** What is being asked **
The required answer is every line of the data containing the word "time".
* * * * * * * * *
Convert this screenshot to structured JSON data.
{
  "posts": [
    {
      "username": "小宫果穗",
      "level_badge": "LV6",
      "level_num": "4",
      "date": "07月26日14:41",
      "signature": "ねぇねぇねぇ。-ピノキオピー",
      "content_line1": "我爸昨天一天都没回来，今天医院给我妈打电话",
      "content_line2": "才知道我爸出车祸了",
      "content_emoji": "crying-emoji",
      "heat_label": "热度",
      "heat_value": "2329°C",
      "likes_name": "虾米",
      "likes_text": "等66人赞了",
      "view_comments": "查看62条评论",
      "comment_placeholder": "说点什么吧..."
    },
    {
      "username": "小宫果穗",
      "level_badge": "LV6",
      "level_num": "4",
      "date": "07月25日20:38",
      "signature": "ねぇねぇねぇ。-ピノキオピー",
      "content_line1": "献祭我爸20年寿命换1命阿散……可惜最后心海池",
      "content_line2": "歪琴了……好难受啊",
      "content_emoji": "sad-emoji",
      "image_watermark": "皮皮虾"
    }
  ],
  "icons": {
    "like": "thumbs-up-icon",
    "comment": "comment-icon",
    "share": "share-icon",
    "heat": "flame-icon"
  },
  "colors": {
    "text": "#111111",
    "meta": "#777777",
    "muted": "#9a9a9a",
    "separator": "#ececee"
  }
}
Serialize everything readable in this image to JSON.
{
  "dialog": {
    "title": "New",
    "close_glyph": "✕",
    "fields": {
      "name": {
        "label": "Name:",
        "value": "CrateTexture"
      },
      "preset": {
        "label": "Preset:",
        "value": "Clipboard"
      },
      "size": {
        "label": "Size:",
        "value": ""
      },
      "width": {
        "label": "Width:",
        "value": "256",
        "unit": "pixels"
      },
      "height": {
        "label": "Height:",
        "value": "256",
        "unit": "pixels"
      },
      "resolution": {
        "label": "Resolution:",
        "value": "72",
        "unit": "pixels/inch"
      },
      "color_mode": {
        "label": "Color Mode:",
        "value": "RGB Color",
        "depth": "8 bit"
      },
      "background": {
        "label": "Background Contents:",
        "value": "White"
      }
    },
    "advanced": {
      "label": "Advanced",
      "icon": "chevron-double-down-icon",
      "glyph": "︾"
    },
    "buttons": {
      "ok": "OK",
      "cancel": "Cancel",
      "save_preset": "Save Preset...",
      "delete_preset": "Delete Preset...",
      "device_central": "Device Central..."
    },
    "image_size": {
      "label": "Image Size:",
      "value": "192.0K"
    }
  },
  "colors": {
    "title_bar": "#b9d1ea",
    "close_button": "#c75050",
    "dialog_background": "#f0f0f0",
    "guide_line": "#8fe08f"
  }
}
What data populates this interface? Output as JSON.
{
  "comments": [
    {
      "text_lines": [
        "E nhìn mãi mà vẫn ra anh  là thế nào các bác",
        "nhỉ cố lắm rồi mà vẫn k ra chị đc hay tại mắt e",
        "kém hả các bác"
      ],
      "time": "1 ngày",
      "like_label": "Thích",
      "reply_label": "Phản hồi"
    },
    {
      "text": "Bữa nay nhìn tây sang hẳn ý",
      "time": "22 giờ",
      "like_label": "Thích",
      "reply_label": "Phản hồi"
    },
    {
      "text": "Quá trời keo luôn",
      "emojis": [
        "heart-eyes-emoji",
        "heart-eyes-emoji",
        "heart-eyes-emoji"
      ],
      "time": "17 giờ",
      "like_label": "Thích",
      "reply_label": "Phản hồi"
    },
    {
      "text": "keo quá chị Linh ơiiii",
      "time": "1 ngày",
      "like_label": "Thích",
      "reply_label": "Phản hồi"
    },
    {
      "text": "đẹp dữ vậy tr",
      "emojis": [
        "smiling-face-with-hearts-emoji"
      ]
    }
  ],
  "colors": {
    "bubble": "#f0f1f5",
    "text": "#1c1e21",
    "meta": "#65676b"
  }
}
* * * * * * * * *
** Result for this exercise **
      "time": "1 ngày",
      "time": "22 giờ",
      "time": "17 giờ",
      "time": "1 ngày",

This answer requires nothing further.